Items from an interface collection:

··········

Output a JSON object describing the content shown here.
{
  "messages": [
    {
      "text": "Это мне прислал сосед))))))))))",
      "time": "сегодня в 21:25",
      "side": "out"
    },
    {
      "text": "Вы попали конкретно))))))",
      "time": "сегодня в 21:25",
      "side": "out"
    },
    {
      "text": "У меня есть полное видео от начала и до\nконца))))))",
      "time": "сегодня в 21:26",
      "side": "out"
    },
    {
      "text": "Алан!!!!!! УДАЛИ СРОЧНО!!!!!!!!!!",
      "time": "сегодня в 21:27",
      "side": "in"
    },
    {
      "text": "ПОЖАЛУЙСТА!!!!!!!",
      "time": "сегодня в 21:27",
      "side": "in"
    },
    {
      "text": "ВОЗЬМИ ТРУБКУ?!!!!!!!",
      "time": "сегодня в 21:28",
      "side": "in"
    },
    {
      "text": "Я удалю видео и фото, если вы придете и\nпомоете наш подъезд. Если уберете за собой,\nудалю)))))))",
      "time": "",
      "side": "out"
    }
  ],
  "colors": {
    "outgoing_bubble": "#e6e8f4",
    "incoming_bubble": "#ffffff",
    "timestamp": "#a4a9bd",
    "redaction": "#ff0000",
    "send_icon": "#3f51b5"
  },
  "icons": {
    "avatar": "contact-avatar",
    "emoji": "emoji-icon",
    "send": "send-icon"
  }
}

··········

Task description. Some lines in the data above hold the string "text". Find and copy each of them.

Problem solution.
      "text": "Это мне прислал сосед))))))))))",
      "text": "Вы попали конкретно))))))",
      "text": "У меня есть полное видео от начала и до\nконца))))))",
      "text": "Алан!!!!!! УДАЛИ СРОЧНО!!!!!!!!!!",
      "text": "ПОЖАЛУЙСТА!!!!!!!",
      "text": "ВОЗЬМИ ТРУБКУ?!!!!!!!",
      "text": "Я удалю видео и фото, если вы придете и\nпомоете наш подъезд. Если уберете за собой,\nудалю)))))))",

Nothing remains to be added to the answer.